He began by commending the community for its resilience following September's flood. He then moved to achievements within City Hall for a more efficient government, and on to commercial development on all sides of town.
"Responsible government means taking advantage of all opportunities to tap new resources on behalf of our citizens, and this administration certainly has done so," Ryan said.
But Mayor Ryan could not ignore the work that still has to be done within the city. Binghamton continues to face economic hardships, much of which Ryan attributes to federal and state mandates.
"Policies in Washington and Albany have cost us more than $87 million over the last ten years," Ryan said.
But some council members said rather than pointing fingers, the mayor should be looking at ways the city can overcome and begin to fend for itself.
"Diversify so that we can have other revenue sources, that's what we have to concentrate on is new revenue sources, we can't keep going back to the tax payers for more money," said Councilman Chris Papastrat.
The fact remains, however, that fiscal woes are still in Binghamton's future, ensuring another difficult budget year.

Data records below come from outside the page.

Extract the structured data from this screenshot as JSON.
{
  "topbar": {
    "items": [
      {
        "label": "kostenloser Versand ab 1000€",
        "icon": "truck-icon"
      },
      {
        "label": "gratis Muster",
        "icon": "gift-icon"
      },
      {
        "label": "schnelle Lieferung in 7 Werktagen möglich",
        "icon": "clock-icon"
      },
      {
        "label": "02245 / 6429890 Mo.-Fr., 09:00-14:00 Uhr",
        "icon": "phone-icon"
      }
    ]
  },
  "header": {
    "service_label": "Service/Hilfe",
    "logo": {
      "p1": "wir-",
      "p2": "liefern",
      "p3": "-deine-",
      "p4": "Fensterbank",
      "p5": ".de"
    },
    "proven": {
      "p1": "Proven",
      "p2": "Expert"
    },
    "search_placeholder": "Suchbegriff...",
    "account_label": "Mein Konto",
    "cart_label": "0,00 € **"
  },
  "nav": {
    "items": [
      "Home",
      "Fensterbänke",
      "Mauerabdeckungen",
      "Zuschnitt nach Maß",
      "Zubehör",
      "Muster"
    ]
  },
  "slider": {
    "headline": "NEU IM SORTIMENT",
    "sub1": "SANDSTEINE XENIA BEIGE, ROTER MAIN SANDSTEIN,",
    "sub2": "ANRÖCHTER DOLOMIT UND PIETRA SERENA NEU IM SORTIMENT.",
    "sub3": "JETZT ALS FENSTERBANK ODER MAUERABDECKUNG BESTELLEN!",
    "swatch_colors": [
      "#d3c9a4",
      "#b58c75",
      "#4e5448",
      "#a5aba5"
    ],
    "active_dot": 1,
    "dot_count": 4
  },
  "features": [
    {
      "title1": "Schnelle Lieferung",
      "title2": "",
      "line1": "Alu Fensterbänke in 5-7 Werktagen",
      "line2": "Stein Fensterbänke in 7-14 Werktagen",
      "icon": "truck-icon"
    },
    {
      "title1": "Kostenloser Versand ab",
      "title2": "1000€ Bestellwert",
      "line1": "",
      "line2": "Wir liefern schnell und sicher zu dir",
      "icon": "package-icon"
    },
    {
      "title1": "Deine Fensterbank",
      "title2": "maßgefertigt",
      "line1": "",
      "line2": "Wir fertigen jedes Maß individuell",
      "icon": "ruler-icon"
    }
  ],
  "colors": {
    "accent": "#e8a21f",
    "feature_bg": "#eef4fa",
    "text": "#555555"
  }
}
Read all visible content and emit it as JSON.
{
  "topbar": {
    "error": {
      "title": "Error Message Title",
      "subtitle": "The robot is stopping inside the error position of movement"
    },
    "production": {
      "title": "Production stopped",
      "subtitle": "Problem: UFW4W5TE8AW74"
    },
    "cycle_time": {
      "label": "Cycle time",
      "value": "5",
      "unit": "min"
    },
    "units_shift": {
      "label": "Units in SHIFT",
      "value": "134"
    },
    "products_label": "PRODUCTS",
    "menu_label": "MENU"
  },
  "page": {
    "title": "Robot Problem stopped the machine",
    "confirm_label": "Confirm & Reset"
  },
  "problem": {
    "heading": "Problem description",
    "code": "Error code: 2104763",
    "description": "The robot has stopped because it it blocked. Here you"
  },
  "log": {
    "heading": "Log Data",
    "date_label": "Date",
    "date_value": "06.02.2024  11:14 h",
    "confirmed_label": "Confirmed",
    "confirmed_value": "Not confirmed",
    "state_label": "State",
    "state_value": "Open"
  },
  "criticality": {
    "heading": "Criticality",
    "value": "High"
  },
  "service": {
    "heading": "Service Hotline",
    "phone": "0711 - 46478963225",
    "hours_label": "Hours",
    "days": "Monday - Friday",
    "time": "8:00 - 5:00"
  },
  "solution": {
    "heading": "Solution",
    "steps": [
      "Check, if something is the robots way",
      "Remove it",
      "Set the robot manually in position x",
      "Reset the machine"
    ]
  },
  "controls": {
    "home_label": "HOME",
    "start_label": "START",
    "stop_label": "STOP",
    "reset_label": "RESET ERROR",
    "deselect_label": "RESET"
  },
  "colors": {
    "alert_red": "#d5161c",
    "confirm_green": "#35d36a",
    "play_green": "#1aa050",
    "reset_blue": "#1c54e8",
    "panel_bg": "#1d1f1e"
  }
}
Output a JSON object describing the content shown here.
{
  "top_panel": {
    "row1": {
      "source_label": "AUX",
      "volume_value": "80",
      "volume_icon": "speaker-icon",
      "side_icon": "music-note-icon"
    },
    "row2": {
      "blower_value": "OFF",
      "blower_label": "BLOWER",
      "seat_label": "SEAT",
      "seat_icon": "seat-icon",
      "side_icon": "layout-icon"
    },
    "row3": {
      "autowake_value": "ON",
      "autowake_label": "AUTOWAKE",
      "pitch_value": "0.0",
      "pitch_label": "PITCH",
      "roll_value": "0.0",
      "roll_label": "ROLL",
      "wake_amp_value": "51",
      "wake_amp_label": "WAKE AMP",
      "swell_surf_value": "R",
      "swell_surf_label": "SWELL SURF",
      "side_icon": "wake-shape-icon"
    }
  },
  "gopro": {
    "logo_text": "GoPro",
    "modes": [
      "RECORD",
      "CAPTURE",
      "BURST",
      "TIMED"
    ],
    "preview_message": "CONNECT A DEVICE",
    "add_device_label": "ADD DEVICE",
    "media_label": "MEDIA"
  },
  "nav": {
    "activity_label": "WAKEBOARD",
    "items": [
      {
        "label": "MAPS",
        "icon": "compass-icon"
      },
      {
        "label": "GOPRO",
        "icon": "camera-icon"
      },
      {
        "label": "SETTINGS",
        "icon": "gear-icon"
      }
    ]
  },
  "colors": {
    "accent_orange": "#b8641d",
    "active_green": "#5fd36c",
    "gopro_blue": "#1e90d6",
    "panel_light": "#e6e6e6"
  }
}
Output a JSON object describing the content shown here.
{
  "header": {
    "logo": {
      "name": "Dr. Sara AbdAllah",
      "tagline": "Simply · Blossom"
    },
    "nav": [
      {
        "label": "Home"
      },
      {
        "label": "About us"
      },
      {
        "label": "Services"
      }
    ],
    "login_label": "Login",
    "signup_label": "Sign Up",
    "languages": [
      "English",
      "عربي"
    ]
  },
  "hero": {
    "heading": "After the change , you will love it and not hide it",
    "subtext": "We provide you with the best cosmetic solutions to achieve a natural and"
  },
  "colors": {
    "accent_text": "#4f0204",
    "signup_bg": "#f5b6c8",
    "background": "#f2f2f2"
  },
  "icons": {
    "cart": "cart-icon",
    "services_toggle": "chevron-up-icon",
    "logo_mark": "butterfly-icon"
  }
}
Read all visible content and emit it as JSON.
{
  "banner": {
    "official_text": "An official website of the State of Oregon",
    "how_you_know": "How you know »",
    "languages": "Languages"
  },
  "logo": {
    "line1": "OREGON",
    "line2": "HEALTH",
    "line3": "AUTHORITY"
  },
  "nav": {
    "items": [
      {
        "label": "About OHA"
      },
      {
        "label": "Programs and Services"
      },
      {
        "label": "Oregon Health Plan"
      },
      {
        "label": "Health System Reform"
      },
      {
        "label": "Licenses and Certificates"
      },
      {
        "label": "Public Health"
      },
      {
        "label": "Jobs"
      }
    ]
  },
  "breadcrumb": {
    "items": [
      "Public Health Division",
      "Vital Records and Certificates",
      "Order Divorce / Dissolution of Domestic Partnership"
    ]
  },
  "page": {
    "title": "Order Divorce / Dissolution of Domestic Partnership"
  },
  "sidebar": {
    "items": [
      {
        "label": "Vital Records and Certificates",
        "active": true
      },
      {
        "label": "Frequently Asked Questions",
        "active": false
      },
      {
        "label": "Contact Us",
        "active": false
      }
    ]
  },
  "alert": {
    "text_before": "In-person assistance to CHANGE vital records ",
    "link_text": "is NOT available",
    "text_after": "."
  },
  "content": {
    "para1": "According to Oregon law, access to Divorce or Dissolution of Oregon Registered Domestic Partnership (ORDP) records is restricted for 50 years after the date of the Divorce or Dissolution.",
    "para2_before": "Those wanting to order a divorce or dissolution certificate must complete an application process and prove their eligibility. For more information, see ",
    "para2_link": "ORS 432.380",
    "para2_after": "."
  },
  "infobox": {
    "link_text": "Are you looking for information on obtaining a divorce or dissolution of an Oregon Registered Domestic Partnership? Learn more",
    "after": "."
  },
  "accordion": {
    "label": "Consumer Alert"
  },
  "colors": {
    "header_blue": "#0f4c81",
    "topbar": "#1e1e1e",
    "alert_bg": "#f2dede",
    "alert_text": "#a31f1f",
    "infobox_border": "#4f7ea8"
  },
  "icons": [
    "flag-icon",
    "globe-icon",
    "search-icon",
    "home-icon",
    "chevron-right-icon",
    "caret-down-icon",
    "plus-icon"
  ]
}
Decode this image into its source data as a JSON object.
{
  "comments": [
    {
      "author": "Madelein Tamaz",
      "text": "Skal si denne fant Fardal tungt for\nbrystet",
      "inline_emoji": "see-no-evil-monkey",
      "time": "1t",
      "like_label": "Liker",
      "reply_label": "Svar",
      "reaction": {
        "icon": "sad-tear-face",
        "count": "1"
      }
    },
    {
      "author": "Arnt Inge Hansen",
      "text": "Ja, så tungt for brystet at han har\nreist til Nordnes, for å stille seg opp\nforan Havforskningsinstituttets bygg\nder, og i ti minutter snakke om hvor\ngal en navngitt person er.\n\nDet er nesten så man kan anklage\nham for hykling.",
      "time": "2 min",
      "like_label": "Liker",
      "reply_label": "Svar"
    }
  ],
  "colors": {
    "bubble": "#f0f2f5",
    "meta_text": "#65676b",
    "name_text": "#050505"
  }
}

"When considering the 2013 budget, virtually everything is on the table and almost nothing is guaranteed," Ryan said.
Meaning the mayor, and council, will have to work together to come up with solutions for tax payers.
"Our main task is to oversee the budget, and I think we will continue to do that and going forward, look for new, creative ways to make sure that we're accounting for everything and saving every nickel we can," said Councilwoman Teri Rennia.
Promising for what Ryan calls times that are 'intimidating, but also exciting.'